**Instructions for the task**. Filter the records below and copy every line containing the word "this".

**Supplied records**.
[Start of section]
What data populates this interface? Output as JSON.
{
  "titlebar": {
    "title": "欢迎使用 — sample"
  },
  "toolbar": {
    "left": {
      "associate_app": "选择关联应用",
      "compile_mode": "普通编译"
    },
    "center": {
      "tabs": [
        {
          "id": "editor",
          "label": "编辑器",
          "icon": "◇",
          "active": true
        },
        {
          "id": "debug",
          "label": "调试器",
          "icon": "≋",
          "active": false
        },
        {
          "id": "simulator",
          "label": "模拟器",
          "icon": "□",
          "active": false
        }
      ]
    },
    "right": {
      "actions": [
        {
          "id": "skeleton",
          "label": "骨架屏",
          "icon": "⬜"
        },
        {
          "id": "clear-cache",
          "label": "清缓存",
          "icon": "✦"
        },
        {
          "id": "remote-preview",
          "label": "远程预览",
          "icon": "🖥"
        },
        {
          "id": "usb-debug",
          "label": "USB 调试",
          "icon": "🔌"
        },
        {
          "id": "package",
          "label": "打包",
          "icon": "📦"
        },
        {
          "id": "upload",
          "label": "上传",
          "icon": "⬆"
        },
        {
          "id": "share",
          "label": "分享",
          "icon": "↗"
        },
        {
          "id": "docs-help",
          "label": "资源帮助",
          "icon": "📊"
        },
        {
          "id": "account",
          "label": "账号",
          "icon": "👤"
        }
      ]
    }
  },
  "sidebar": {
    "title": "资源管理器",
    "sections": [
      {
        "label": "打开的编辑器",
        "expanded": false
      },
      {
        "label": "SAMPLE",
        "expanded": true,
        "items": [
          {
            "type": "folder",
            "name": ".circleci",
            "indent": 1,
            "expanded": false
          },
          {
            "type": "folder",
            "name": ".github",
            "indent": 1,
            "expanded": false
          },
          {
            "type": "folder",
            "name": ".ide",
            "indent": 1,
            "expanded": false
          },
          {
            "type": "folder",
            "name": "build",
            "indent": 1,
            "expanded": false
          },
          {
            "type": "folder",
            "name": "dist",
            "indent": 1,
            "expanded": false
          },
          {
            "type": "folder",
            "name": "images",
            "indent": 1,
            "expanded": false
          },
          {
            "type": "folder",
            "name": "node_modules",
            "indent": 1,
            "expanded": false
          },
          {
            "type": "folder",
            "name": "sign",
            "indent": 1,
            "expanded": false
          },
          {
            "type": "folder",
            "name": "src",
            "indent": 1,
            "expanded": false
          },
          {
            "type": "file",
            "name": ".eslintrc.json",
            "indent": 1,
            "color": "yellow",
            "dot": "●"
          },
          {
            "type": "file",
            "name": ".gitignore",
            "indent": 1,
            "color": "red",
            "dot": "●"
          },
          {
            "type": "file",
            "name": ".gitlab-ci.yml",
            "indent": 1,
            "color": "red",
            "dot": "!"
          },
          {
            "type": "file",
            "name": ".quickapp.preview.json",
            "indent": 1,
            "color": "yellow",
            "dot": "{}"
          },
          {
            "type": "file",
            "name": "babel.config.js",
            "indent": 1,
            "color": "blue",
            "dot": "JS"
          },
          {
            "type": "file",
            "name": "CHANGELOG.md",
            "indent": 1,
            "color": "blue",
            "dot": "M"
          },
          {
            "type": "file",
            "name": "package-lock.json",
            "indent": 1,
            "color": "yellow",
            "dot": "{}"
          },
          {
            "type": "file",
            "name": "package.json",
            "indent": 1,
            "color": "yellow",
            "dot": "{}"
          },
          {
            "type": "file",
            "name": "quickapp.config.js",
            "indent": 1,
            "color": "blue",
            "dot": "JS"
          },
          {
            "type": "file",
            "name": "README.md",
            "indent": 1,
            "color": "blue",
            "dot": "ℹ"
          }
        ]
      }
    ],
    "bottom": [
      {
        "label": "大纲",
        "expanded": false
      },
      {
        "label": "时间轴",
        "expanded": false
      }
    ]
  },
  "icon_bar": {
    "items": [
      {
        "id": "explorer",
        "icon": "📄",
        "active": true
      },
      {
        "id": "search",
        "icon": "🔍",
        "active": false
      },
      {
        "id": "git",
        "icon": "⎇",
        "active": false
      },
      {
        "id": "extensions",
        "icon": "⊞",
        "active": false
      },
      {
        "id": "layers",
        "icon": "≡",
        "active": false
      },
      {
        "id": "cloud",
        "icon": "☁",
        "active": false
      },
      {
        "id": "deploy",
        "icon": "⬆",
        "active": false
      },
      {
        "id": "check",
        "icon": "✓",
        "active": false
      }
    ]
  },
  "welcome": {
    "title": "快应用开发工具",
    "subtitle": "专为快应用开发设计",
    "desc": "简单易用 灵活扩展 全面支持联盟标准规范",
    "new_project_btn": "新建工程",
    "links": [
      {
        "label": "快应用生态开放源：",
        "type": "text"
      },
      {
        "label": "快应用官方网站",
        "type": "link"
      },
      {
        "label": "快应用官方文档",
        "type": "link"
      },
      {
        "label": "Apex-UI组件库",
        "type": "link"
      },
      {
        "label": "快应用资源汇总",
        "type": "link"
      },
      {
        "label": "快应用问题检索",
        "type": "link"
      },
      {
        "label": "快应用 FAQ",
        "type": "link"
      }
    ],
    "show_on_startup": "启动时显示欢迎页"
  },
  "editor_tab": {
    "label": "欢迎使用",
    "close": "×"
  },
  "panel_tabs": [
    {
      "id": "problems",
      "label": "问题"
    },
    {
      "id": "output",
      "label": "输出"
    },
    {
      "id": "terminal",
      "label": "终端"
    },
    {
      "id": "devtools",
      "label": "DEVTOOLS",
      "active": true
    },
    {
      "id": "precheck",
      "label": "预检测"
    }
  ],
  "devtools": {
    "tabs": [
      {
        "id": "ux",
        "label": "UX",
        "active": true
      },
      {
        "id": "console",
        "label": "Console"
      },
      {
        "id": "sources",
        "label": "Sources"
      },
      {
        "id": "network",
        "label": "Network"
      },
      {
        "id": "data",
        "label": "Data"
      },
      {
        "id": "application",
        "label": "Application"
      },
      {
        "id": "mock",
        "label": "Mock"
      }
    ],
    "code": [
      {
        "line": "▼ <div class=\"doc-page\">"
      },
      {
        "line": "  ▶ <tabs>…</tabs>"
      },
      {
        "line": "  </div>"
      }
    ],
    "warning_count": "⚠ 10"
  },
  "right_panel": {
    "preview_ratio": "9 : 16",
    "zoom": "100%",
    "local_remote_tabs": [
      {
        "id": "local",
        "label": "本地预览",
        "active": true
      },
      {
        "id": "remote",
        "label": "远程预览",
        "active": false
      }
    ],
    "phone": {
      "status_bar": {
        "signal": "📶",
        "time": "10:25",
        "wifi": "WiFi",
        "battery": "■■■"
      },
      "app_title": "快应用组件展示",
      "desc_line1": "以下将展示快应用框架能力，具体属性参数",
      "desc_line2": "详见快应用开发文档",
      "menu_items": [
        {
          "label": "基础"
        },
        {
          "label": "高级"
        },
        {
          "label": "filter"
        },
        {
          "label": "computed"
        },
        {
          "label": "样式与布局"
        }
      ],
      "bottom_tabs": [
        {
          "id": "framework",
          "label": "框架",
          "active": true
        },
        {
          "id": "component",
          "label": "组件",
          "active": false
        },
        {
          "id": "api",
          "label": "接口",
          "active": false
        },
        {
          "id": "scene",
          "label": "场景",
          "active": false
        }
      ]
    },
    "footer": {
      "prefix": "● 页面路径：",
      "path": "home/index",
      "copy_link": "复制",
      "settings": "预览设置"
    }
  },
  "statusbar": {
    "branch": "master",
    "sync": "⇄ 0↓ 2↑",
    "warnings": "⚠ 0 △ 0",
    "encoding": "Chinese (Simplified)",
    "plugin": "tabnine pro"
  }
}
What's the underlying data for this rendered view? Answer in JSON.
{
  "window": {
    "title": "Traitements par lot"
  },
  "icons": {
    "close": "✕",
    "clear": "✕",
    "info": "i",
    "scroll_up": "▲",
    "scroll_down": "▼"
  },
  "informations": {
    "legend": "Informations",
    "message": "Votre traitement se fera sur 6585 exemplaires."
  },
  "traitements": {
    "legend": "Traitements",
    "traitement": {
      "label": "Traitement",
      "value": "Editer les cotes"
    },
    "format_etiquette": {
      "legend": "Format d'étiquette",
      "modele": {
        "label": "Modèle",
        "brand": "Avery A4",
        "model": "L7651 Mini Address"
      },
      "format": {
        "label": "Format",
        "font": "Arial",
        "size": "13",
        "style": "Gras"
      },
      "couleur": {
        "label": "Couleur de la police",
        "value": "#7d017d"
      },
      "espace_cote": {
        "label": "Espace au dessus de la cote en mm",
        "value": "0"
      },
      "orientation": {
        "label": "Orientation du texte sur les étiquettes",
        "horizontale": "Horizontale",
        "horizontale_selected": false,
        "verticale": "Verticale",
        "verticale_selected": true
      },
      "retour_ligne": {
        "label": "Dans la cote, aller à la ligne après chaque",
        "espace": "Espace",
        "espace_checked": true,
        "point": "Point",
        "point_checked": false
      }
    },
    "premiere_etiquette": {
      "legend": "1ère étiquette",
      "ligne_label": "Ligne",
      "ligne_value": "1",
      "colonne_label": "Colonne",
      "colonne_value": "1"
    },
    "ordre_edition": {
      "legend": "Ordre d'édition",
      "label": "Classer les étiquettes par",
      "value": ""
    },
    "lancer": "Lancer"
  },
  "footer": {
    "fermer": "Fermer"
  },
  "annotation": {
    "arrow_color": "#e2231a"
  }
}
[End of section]
**Answer to the exercise**.
What data populates this interface? Output as JSON.
What's the underlying data for this rendered view? Answer in JSON.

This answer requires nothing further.